▶ WHAT THIS TASK INVOLVES
Among the entries below, how many lines include the word "right"? Reply with only the number.

[Extracted records]
>>>

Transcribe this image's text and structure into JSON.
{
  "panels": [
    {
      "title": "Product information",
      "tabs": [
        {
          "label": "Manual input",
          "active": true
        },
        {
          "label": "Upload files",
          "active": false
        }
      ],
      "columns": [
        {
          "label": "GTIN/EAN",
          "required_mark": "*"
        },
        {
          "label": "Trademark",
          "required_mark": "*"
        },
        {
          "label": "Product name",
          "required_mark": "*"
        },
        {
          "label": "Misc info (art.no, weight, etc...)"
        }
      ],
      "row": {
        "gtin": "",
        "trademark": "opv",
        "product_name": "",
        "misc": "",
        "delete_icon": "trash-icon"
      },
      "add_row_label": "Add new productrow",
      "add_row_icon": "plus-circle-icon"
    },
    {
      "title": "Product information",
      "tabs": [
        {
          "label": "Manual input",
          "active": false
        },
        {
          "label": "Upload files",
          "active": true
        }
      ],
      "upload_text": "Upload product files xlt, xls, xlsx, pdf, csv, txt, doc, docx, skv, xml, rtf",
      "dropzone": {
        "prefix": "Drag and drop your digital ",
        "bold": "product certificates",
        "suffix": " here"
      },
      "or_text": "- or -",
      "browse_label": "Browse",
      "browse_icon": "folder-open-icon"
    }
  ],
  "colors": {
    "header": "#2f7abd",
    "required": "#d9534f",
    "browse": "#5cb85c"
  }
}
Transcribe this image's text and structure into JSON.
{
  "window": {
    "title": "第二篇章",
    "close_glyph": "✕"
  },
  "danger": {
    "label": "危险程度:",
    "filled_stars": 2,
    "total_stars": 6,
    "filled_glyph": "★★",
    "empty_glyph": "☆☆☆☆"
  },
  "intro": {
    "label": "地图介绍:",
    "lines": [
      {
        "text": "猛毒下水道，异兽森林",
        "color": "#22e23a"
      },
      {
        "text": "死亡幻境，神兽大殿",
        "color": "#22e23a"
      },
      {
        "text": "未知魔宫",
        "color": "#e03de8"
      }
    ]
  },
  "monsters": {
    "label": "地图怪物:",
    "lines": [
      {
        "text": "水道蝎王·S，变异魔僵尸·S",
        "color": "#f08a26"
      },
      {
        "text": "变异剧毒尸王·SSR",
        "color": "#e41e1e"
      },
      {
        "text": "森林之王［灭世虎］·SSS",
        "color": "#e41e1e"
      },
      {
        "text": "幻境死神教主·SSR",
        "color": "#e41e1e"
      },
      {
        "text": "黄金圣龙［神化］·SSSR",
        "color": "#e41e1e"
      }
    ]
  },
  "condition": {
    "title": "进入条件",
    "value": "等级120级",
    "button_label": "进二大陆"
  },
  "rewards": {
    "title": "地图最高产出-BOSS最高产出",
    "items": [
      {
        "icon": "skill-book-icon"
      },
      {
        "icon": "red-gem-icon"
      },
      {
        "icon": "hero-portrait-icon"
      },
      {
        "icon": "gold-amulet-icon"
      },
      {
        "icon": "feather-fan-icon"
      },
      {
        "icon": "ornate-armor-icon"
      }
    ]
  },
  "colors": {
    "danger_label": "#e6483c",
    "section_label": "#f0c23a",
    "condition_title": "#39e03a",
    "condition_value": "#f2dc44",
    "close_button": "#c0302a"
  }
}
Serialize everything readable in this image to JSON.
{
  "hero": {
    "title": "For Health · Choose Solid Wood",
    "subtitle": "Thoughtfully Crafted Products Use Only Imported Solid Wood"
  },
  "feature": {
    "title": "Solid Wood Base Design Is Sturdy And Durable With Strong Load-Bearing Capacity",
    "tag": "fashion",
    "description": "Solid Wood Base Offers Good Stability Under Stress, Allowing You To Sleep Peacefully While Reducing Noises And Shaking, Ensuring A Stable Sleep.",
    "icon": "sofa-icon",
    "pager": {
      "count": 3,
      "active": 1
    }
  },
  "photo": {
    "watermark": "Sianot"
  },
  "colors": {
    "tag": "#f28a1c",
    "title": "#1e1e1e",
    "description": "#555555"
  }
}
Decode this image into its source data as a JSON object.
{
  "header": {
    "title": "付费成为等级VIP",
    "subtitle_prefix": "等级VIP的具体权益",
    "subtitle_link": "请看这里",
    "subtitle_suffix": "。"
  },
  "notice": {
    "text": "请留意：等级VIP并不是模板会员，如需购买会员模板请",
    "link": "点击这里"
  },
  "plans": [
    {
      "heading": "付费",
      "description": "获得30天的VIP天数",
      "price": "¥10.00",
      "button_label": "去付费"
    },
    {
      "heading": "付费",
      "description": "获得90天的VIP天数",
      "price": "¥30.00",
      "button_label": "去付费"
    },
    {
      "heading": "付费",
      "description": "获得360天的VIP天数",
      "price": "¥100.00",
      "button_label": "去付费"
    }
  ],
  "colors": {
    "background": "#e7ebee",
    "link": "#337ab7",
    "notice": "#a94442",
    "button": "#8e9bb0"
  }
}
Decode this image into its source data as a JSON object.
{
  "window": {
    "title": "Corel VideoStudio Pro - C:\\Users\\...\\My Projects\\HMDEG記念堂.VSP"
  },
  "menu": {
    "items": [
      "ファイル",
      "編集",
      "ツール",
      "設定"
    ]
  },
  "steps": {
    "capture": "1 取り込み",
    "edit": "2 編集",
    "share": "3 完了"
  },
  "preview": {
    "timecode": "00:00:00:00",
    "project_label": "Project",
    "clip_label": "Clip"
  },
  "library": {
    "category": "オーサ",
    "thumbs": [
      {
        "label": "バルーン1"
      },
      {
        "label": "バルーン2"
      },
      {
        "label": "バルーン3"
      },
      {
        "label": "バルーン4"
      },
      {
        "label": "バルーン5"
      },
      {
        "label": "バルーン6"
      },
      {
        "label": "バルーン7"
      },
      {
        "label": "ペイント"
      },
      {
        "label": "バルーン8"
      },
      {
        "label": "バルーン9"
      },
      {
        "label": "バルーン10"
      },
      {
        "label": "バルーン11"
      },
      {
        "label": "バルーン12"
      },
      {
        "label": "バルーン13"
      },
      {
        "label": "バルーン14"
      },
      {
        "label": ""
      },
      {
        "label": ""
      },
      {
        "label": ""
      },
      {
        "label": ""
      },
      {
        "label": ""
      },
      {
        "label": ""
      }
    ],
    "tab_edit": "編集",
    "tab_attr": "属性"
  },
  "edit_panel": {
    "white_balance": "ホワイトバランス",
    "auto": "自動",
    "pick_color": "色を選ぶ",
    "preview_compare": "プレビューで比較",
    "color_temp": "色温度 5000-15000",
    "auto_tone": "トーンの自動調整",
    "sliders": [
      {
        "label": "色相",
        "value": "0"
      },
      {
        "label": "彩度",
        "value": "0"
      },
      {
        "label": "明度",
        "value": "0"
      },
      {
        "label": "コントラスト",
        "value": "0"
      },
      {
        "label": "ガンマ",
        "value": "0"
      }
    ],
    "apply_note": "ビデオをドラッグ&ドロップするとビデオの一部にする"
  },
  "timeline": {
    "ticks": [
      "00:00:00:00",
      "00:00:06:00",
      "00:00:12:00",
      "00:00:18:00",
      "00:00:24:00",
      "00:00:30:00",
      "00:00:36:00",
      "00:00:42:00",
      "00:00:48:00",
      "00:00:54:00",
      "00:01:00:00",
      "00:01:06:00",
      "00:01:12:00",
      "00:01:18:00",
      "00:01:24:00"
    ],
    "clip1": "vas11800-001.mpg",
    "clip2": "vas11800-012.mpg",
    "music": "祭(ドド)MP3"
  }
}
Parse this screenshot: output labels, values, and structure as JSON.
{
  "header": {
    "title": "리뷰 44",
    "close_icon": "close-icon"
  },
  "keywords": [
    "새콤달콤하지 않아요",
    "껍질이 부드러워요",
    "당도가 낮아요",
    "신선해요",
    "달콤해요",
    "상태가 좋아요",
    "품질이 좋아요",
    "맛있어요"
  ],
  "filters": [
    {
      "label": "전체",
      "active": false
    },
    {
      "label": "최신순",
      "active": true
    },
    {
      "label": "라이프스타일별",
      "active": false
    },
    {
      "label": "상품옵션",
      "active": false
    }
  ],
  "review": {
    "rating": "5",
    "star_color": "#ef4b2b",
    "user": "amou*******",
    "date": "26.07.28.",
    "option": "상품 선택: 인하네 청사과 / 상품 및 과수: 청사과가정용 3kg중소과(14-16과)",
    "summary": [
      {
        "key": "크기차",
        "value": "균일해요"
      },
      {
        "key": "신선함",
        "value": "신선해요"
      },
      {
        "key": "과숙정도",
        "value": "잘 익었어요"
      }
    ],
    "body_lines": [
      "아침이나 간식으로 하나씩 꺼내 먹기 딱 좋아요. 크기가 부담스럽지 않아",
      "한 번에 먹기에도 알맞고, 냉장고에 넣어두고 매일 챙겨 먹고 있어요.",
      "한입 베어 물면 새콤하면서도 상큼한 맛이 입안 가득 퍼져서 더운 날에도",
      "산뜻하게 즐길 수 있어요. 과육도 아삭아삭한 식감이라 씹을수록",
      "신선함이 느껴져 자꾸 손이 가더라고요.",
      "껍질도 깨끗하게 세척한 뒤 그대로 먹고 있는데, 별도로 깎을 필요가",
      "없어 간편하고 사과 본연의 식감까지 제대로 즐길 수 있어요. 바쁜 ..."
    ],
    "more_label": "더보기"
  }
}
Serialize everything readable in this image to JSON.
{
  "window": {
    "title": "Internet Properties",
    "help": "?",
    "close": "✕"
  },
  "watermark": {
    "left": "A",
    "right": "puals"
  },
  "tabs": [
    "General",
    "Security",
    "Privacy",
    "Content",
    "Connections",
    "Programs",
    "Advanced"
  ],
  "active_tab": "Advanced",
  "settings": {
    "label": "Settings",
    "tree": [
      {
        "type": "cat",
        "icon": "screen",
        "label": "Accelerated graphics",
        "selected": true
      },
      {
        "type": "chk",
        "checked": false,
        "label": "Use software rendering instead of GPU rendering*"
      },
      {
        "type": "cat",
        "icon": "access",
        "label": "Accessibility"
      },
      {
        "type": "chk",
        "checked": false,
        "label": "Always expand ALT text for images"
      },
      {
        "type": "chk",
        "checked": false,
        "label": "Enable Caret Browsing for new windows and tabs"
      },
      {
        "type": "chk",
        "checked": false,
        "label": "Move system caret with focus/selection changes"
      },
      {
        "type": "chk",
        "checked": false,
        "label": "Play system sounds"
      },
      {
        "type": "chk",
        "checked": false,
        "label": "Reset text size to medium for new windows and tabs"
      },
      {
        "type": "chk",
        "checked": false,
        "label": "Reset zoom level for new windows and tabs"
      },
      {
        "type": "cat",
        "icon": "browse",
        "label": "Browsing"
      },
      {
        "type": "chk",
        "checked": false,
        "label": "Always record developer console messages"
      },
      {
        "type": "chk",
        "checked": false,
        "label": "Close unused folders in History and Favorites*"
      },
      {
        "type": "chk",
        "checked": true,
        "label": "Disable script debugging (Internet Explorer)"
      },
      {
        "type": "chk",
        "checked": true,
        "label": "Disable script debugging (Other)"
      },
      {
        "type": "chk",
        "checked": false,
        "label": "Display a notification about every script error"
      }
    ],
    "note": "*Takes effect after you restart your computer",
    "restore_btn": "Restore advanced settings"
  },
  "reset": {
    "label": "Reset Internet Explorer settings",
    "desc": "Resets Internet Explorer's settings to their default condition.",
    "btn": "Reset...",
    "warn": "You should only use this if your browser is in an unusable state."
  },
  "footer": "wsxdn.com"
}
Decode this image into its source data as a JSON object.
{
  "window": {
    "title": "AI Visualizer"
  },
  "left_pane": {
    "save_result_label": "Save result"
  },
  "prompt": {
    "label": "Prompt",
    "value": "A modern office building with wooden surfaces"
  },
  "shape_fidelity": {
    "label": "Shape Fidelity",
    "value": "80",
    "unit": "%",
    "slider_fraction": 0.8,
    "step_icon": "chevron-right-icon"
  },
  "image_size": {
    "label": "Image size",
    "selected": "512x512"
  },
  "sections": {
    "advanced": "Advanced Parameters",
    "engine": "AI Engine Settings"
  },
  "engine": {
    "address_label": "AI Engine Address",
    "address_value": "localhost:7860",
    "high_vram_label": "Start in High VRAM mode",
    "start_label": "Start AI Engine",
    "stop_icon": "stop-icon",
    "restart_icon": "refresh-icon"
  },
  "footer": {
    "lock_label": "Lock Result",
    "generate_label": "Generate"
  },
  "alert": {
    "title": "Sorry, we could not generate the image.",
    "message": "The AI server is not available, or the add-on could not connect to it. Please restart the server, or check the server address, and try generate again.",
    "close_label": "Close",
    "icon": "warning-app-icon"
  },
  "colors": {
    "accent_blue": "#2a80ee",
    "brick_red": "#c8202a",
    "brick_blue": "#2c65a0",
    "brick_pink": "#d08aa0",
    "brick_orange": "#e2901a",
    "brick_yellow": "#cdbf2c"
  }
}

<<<

▶ WRITTEN ANSWER
2